[[ Record extracts, beginning ]]

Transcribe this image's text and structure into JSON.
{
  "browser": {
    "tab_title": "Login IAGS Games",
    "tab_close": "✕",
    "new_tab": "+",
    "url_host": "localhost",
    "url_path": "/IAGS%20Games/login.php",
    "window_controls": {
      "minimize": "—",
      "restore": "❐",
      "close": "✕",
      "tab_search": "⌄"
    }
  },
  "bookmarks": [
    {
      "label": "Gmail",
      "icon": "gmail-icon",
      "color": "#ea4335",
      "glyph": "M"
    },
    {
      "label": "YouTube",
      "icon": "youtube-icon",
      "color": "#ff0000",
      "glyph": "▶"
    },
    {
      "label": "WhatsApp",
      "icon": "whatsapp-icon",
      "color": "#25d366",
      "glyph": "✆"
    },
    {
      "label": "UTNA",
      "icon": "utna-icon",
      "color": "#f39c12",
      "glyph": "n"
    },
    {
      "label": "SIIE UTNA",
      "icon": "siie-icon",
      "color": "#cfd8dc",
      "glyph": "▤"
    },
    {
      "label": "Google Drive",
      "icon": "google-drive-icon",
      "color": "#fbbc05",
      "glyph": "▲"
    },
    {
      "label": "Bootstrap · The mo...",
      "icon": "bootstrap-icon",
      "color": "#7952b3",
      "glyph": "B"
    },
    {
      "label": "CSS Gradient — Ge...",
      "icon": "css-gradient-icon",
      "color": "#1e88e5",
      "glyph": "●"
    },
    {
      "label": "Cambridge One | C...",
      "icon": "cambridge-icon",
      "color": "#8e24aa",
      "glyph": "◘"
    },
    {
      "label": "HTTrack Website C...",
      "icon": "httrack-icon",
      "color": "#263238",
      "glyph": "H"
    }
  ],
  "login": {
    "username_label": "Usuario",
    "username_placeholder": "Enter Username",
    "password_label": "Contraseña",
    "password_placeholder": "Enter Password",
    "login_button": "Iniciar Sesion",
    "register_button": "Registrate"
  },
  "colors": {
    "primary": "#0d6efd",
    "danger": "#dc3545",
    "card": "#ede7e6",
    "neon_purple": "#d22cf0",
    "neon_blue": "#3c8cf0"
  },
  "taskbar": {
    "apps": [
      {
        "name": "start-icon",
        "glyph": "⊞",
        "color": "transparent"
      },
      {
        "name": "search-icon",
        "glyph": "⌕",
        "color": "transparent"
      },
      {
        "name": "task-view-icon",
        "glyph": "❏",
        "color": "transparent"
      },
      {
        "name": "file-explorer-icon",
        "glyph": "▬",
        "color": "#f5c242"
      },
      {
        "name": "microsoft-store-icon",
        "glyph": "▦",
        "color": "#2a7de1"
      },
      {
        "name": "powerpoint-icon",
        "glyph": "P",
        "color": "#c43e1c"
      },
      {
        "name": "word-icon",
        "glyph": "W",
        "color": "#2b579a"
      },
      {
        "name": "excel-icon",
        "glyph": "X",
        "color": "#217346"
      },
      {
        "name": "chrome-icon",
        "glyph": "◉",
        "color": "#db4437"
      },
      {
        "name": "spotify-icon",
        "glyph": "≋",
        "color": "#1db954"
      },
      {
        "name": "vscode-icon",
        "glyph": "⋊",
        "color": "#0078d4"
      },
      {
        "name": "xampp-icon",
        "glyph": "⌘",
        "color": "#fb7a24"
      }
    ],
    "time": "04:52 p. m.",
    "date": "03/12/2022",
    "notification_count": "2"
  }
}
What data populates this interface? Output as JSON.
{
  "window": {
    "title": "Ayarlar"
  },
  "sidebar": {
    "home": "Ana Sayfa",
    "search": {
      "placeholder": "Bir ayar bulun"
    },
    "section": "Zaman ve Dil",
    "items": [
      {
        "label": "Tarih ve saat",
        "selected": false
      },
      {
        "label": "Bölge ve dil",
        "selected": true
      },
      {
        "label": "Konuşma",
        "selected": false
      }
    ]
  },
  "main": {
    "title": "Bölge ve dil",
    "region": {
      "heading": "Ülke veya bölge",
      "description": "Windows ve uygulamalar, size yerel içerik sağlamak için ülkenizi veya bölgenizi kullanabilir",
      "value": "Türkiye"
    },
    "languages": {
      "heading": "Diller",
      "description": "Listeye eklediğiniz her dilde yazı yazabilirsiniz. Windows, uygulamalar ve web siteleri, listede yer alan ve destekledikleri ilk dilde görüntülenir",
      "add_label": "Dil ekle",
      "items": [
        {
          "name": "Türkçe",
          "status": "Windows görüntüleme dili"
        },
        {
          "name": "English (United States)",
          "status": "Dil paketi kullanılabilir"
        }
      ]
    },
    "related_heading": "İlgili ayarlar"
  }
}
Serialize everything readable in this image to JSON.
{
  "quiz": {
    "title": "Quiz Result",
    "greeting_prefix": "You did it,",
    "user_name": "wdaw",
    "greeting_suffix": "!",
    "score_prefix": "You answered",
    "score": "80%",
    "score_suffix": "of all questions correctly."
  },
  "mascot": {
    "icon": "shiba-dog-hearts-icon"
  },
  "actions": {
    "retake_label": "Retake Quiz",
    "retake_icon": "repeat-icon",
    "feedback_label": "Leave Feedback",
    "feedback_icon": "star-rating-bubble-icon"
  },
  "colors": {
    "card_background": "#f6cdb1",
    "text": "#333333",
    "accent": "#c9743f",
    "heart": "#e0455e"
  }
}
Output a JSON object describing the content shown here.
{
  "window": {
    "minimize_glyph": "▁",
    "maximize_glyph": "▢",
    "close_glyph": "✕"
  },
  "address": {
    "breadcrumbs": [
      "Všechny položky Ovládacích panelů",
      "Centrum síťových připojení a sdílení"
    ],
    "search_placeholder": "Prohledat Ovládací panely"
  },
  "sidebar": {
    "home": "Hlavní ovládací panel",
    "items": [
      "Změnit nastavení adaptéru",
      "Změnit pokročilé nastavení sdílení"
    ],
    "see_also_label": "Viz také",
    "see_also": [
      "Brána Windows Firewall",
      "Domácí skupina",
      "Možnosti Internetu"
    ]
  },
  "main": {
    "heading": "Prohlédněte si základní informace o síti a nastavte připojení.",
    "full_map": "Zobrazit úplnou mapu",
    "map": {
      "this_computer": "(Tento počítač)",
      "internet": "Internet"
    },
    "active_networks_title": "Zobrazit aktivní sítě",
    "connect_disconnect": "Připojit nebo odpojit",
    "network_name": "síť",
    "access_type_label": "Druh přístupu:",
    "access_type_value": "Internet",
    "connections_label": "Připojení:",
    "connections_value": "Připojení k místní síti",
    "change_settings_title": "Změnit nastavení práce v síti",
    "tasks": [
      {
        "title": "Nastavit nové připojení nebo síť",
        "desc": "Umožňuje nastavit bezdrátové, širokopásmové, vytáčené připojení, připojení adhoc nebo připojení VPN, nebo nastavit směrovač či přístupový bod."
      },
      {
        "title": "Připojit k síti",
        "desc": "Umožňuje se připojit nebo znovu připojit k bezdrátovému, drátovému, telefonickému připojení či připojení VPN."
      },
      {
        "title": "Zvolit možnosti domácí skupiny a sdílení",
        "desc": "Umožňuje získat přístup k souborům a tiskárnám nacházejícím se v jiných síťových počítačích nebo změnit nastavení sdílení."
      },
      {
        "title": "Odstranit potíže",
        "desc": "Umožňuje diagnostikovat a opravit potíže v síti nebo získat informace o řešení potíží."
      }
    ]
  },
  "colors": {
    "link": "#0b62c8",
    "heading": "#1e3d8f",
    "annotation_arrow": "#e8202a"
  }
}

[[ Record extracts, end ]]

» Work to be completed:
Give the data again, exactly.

» Solved problem:
Transcribe this image's text and structure into JSON.
{
  "browser": {
    "tab_title": "Login IAGS Games",
    "tab_close": "✕",
    "new_tab": "+",
    "url_host": "localhost",
    "url_path": "/IAGS%20Games/login.php",
    "window_controls": {
      "minimize": "—",
      "restore": "❐",
      "close": "✕",
      "tab_search": "⌄"
    }
  },
  "bookmarks": [
    {
      "label": "Gmail",
      "icon": "gmail-icon",
      "color": "#ea4335",
      "glyph": "M"
    },
    {
      "label": "YouTube",
      "icon": "youtube-icon",
      "color": "#ff0000",
      "glyph": "▶"
    },
    {
      "label": "WhatsApp",
      "icon": "whatsapp-icon",
      "color": "#25d366",
      "glyph": "✆"
    },
    {
      "label": "UTNA",
      "icon": "utna-icon",
      "color": "#f39c12",
      "glyph": "n"
    },
    {
      "label": "SIIE UTNA",
      "icon": "siie-icon",
      "color": "#cfd8dc",
      "glyph": "▤"
    },
    {
      "label": "Google Drive",
      "icon": "google-drive-icon",
      "color": "#fbbc05",
      "glyph": "▲"
    },
    {
      "label": "Bootstrap · The mo...",
      "icon": "bootstrap-icon",
      "color": "#7952b3",
      "glyph": "B"
    },
    {
      "label": "CSS Gradient — Ge...",
      "icon": "css-gradient-icon",
      "color": "#1e88e5",
      "glyph": "●"
    },
    {
      "label": "Cambridge One | C...",
      "icon": "cambridge-icon",
      "color": "#8e24aa",
      "glyph": "◘"
    },
    {
      "label": "HTTrack Website C...",
      "icon": "httrack-icon",
      "color": "#263238",
      "glyph": "H"
    }
  ],
  "login": {
    "username_label": "Usuario",
    "username_placeholder": "Enter Username",
    "password_label": "Contraseña",
    "password_placeholder": "Enter Password",
    "login_button": "Iniciar Sesion",
    "register_button": "Registrate"
  },
  "colors": {
    "primary": "#0d6efd",
    "danger": "#dc3545",
    "card": "#ede7e6",
    "neon_purple": "#d22cf0",
    "neon_blue": "#3c8cf0"
  },
  "taskbar": {
    "apps": [
      {
        "name": "start-icon",
        "glyph": "⊞",
        "color": "transparent"
      },
      {
        "name": "search-icon",
        "glyph": "⌕",
        "color": "transparent"
      },
      {
        "name": "task-view-icon",
        "glyph": "❏",
        "color": "transparent"
      },
      {
        "name": "file-explorer-icon",
        "glyph": "▬",
        "color": "#f5c242"
      },
      {
        "name": "microsoft-store-icon",
        "glyph": "▦",
        "color": "#2a7de1"
      },
      {
        "name": "powerpoint-icon",
        "glyph": "P",
        "color": "#c43e1c"
      },
      {
        "name": "word-icon",
        "glyph": "W",
        "color": "#2b579a"
      },
      {
        "name": "excel-icon",
        "glyph": "X",
        "color": "#217346"
      },
      {
        "name": "chrome-icon",
        "glyph": "◉",
        "color": "#db4437"
      },
      {
        "name": "spotify-icon",
        "glyph": "≋",
        "color": "#1db954"
      },
      {
        "name": "vscode-icon",
        "glyph": "⋊",
        "color": "#0078d4"
      },
      {
        "name": "xampp-icon",
        "glyph": "⌘",
        "color": "#fb7a24"
      }
    ],
    "time": "04:52 p. m.",
    "date": "03/12/2022",
    "notification_count": "2"
  }
}
What data populates this interface? Output as JSON.
{
  "window": {
    "title": "Ayarlar"
  },
  "sidebar": {
    "home": "Ana Sayfa",
    "search": {
      "placeholder": "Bir ayar bulun"
    },
    "section": "Zaman ve Dil",
    "items": [
      {
        "label": "Tarih ve saat",
        "selected": false
      },
      {
        "label": "Bölge ve dil",
        "selected": true
      },
      {
        "label": "Konuşma",
        "selected": false
      }
    ]
  },
  "main": {
    "title": "Bölge ve dil",
    "region": {
      "heading": "Ülke veya bölge",
      "description": "Windows ve uygulamalar, size yerel içerik sağlamak için ülkenizi veya bölgenizi kullanabilir",
      "value": "Türkiye"
    },
    "languages": {
      "heading": "Diller",
      "description": "Listeye eklediğiniz her dilde yazı yazabilirsiniz. Windows, uygulamalar ve web siteleri, listede yer alan ve destekledikleri ilk dilde görüntülenir",
      "add_label": "Dil ekle",
      "items": [
        {
          "name": "Türkçe",
          "status": "Windows görüntüleme dili"
        },
        {
          "name": "English (United States)",
          "status": "Dil paketi kullanılabilir"
        }
      ]
    },
    "related_heading": "İlgili ayarlar"
  }
}
Serialize everything readable in this image to JSON.
{
  "quiz": {
    "title": "Quiz Result",
    "greeting_prefix": "You did it,",
    "user_name": "wdaw",
    "greeting_suffix": "!",
    "score_prefix": "You answered",
    "score": "80%",
    "score_suffix": "of all questions correctly."
  },
  "mascot": {
    "icon": "shiba-dog-hearts-icon"
  },
  "actions": {
    "retake_label": "Retake Quiz",
    "retake_icon": "repeat-icon",
    "feedback_label": "Leave Feedback",
    "feedback_icon": "star-rating-bubble-icon"
  },
  "colors": {
    "card_background": "#f6cdb1",
    "text": "#333333",
    "accent": "#c9743f",
    "heart": "#e0455e"
  }
}
Output a JSON object describing the content shown here.
{
  "window": {
    "minimize_glyph": "▁",
    "maximize_glyph": "▢",
    "close_glyph": "✕"
  },
  "address": {
    "breadcrumbs": [
      "Všechny položky Ovládacích panelů",
      "Centrum síťových připojení a sdílení"
    ],
    "search_placeholder": "Prohledat Ovládací panely"
  },
  "sidebar": {
    "home": "Hlavní ovládací panel",
    "items": [
      "Změnit nastavení adaptéru",
      "Změnit pokročilé nastavení sdílení"
    ],
    "see_also_label": "Viz také",
    "see_also": [
      "Brána Windows Firewall",
      "Domácí skupina",
      "Možnosti Internetu"
    ]
  },
  "main": {
    "heading": "Prohlédněte si základní informace o síti a nastavte připojení.",
    "full_map": "Zobrazit úplnou mapu",
    "map": {
      "this_computer": "(Tento počítač)",
      "internet": "Internet"
    },
    "active_networks_title": "Zobrazit aktivní sítě",
    "connect_disconnect": "Připojit nebo odpojit",
    "network_name": "síť",
    "access_type_label": "Druh přístupu:",
    "access_type_value": "Internet",
    "connections_label": "Připojení:",
    "connections_value": "Připojení k místní síti",
    "change_settings_title": "Změnit nastavení práce v síti",
    "tasks": [
      {
        "title": "Nastavit nové připojení nebo síť",
        "desc": "Umožňuje nastavit bezdrátové, širokopásmové, vytáčené připojení, připojení adhoc nebo připojení VPN, nebo nastavit směrovač či přístupový bod."
      },
      {
        "title": "Připojit k síti",
        "desc": "Umožňuje se připojit nebo znovu připojit k bezdrátovému, drátovému, telefonickému připojení či připojení VPN."
      },
      {
        "title": "Zvolit možnosti domácí skupiny a sdílení",
        "desc": "Umožňuje získat přístup k souborům a tiskárnám nacházejícím se v jiných síťových počítačích nebo změnit nastavení sdílení."
      },
      {
        "title": "Odstranit potíže",
        "desc": "Umožňuje diagnostikovat a opravit potíže v síti nebo získat informace o řešení potíží."
      }
    ]
  },
  "colors": {
    "link": "#0b62c8",
    "heading": "#1e3d8f",
    "annotation_arrow": "#e8202a"
  }
}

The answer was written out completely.